— Task statement —
Find every line containing the word "выгоду" in the records below; report only how many there are.

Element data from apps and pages
= Beginning of Section =
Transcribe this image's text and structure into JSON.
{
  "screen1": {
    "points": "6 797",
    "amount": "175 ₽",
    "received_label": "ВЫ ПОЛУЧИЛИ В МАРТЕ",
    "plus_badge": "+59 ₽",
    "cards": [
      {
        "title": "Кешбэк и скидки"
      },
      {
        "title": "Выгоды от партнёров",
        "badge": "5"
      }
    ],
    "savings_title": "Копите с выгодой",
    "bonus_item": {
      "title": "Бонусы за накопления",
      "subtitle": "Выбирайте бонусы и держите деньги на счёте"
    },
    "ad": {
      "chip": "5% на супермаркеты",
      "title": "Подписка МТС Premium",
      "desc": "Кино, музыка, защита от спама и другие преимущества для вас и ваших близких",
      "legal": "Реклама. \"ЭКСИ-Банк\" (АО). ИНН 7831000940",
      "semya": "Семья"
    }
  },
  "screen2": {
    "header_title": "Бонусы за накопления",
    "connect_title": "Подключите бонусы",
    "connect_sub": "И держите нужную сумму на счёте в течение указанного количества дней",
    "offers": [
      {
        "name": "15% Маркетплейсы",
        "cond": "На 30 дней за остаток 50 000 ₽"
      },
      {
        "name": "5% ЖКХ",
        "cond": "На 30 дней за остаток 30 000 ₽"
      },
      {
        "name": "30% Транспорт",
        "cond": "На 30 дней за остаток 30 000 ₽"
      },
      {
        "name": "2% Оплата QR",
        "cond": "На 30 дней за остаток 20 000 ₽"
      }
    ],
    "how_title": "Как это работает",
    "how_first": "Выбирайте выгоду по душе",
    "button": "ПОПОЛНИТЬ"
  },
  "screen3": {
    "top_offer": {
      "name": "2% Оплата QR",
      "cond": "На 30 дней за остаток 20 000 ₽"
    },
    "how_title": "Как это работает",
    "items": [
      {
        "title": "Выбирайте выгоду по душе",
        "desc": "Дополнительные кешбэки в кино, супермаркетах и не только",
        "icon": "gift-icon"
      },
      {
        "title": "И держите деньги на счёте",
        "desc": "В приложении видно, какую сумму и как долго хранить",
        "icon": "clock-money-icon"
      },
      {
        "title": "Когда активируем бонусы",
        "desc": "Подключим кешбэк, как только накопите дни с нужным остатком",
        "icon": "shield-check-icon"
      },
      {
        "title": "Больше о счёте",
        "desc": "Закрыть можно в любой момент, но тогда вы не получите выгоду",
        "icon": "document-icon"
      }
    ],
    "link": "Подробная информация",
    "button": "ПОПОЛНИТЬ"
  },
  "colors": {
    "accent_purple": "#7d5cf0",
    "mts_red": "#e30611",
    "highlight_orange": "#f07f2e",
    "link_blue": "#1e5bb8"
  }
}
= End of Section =
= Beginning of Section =
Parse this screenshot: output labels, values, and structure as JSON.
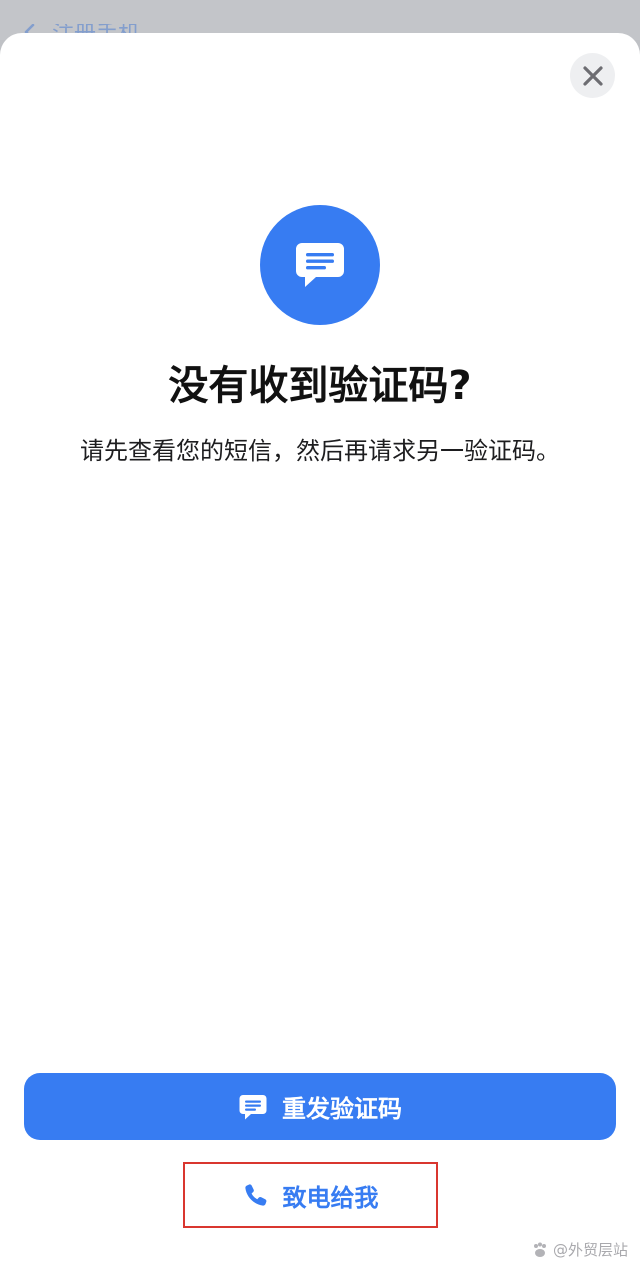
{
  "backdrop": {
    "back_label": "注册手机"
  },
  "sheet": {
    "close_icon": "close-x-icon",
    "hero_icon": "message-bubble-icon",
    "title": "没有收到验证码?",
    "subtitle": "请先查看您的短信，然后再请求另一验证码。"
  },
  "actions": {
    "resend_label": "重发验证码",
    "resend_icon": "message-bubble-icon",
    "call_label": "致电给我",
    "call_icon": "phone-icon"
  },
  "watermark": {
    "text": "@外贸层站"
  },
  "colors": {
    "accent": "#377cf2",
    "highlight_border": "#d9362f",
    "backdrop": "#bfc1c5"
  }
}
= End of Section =
— Completed task —
3